[What to do]:
Everything in the listing must be repeated word for word.

[Available records]:

####################

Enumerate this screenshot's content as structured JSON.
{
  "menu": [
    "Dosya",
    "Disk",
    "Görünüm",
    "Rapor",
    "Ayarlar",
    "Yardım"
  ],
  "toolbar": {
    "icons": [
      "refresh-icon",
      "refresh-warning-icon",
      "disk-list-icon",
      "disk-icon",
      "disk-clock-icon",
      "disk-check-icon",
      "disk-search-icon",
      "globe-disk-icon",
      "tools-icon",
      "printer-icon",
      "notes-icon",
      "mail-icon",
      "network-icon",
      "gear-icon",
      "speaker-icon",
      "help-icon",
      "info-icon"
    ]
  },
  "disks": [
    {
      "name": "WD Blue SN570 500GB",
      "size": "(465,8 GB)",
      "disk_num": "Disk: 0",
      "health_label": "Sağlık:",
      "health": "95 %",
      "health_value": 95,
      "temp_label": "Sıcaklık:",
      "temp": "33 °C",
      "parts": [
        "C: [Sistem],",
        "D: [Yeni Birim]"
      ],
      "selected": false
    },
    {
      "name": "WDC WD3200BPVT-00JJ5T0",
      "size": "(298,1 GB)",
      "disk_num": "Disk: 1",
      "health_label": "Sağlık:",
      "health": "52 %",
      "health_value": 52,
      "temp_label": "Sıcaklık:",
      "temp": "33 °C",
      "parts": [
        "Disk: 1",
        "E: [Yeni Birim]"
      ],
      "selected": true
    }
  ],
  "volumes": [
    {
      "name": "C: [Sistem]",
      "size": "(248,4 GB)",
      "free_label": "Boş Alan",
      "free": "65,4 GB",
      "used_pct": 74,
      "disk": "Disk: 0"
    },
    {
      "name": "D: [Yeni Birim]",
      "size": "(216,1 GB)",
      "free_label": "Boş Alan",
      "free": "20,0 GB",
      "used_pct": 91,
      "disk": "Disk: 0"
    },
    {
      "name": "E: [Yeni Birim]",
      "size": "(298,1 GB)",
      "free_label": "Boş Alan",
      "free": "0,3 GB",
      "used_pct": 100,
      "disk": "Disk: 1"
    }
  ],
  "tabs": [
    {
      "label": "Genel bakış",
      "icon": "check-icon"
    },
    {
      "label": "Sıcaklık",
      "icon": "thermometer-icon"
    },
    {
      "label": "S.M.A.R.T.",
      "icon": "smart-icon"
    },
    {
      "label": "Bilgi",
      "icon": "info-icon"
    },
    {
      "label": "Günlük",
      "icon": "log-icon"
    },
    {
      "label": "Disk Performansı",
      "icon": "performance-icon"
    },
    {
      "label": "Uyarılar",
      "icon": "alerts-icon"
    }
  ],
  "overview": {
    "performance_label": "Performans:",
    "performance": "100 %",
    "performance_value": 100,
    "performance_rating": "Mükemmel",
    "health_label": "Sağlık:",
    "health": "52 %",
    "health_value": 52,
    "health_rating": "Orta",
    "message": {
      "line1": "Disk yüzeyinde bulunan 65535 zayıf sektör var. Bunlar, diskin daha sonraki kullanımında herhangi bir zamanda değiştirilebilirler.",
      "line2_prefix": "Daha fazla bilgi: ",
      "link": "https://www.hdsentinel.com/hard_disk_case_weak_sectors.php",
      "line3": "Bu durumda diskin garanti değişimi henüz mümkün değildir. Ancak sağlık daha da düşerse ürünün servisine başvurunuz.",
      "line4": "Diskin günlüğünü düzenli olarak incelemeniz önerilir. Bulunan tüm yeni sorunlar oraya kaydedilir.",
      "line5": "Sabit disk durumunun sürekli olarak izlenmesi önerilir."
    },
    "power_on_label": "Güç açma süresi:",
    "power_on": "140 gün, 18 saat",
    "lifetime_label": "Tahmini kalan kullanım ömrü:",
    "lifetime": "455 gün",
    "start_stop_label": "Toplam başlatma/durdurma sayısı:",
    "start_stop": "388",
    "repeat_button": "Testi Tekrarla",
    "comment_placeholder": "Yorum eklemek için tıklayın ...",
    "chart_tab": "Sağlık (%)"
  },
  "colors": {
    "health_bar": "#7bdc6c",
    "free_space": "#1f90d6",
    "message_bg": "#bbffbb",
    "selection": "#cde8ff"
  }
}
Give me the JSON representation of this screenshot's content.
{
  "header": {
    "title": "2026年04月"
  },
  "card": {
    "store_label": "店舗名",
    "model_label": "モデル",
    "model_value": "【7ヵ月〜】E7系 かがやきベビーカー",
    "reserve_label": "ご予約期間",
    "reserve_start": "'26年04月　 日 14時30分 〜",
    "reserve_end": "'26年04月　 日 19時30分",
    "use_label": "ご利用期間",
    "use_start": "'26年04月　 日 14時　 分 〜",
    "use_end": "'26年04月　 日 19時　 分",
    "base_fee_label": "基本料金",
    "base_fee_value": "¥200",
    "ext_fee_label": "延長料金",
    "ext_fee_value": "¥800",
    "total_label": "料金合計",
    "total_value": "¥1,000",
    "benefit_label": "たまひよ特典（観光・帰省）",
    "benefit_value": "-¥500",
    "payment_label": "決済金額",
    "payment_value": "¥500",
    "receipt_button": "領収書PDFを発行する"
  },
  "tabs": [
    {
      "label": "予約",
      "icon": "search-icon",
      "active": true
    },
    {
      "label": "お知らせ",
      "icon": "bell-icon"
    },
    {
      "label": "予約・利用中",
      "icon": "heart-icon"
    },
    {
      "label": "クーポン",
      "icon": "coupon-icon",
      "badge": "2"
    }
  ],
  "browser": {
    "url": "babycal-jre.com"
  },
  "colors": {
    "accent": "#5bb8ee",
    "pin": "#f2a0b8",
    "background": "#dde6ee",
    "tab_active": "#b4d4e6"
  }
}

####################

[Response]:
Enumerate this screenshot's content as structured JSON.
{
  "menu": [
    "Dosya",
    "Disk",
    "Görünüm",
    "Rapor",
    "Ayarlar",
    "Yardım"
  ],
  "toolbar": {
    "icons": [
      "refresh-icon",
      "refresh-warning-icon",
      "disk-list-icon",
      "disk-icon",
      "disk-clock-icon",
      "disk-check-icon",
      "disk-search-icon",
      "globe-disk-icon",
      "tools-icon",
      "printer-icon",
      "notes-icon",
      "mail-icon",
      "network-icon",
      "gear-icon",
      "speaker-icon",
      "help-icon",
      "info-icon"
    ]
  },
  "disks": [
    {
      "name": "WD Blue SN570 500GB",
      "size": "(465,8 GB)",
      "disk_num": "Disk: 0",
      "health_label": "Sağlık:",
      "health": "95 %",
      "health_value": 95,
      "temp_label": "Sıcaklık:",
      "temp": "33 °C",
      "parts": [
        "C: [Sistem],",
        "D: [Yeni Birim]"
      ],
      "selected": false
    },
    {
      "name": "WDC WD3200BPVT-00JJ5T0",
      "size": "(298,1 GB)",
      "disk_num": "Disk: 1",
      "health_label": "Sağlık:",
      "health": "52 %",
      "health_value": 52,
      "temp_label": "Sıcaklık:",
      "temp": "33 °C",
      "parts": [
        "Disk: 1",
        "E: [Yeni Birim]"
      ],
      "selected": true
    }
  ],
  "volumes": [
    {
      "name": "C: [Sistem]",
      "size": "(248,4 GB)",
      "free_label": "Boş Alan",
      "free": "65,4 GB",
      "used_pct": 74,
      "disk": "Disk: 0"
    },
    {
      "name": "D: [Yeni Birim]",
      "size": "(216,1 GB)",
      "free_label": "Boş Alan",
      "free": "20,0 GB",
      "used_pct": 91,
      "disk": "Disk: 0"
    },
    {
      "name": "E: [Yeni Birim]",
      "size": "(298,1 GB)",
      "free_label": "Boş Alan",
      "free": "0,3 GB",
      "used_pct": 100,
      "disk": "Disk: 1"
    }
  ],
  "tabs": [
    {
      "label": "Genel bakış",
      "icon": "check-icon"
    },
    {
      "label": "Sıcaklık",
      "icon": "thermometer-icon"
    },
    {
      "label": "S.M.A.R.T.",
      "icon": "smart-icon"
    },
    {
      "label": "Bilgi",
      "icon": "info-icon"
    },
    {
      "label": "Günlük",
      "icon": "log-icon"
    },
    {
      "label": "Disk Performansı",
      "icon": "performance-icon"
    },
    {
      "label": "Uyarılar",
      "icon": "alerts-icon"
    }
  ],
  "overview": {
    "performance_label": "Performans:",
    "performance": "100 %",
    "performance_value": 100,
    "performance_rating": "Mükemmel",
    "health_label": "Sağlık:",
    "health": "52 %",
    "health_value": 52,
    "health_rating": "Orta",
    "message": {
      "line1": "Disk yüzeyinde bulunan 65535 zayıf sektör var. Bunlar, diskin daha sonraki kullanımında herhangi bir zamanda değiştirilebilirler.",
      "line2_prefix": "Daha fazla bilgi: ",
      "link": "https://www.hdsentinel.com/hard_disk_case_weak_sectors.php",
      "line3": "Bu durumda diskin garanti değişimi henüz mümkün değildir. Ancak sağlık daha da düşerse ürünün servisine başvurunuz.",
      "line4": "Diskin günlüğünü düzenli olarak incelemeniz önerilir. Bulunan tüm yeni sorunlar oraya kaydedilir.",
      "line5": "Sabit disk durumunun sürekli olarak izlenmesi önerilir."
    },
    "power_on_label": "Güç açma süresi:",
    "power_on": "140 gün, 18 saat",
    "lifetime_label": "Tahmini kalan kullanım ömrü:",
    "lifetime": "455 gün",
    "start_stop_label": "Toplam başlatma/durdurma sayısı:",
    "start_stop": "388",
    "repeat_button": "Testi Tekrarla",
    "comment_placeholder": "Yorum eklemek için tıklayın ...",
    "chart_tab": "Sağlık (%)"
  },
  "colors": {
    "health_bar": "#7bdc6c",
    "free_space": "#1f90d6",
    "message_bg": "#bbffbb",
    "selection": "#cde8ff"
  }
}
Give me the JSON representation of this screenshot's content.
{
  "header": {
    "title": "2026年04月"
  },
  "card": {
    "store_label": "店舗名",
    "model_label": "モデル",
    "model_value": "【7ヵ月〜】E7系 かがやきベビーカー",
    "reserve_label": "ご予約期間",
    "reserve_start": "'26年04月　 日 14時30分 〜",
    "reserve_end": "'26年04月　 日 19時30分",
    "use_label": "ご利用期間",
    "use_start": "'26年04月　 日 14時　 分 〜",
    "use_end": "'26年04月　 日 19時　 分",
    "base_fee_label": "基本料金",
    "base_fee_value": "¥200",
    "ext_fee_label": "延長料金",
    "ext_fee_value": "¥800",
    "total_label": "料金合計",
    "total_value": "¥1,000",
    "benefit_label": "たまひよ特典（観光・帰省）",
    "benefit_value": "-¥500",
    "payment_label": "決済金額",
    "payment_value": "¥500",
    "receipt_button": "領収書PDFを発行する"
  },
  "tabs": [
    {
      "label": "予約",
      "icon": "search-icon",
      "active": true
    },
    {
      "label": "お知らせ",
      "icon": "bell-icon"
    },
    {
      "label": "予約・利用中",
      "icon": "heart-icon"
    },
    {
      "label": "クーポン",
      "icon": "coupon-icon",
      "badge": "2"
    }
  ],
  "browser": {
    "url": "babycal-jre.com"
  },
  "colors": {
    "accent": "#5bb8ee",
    "pin": "#f2a0b8",
    "background": "#dde6ee",
    "tab_active": "#b4d4e6"
  }
}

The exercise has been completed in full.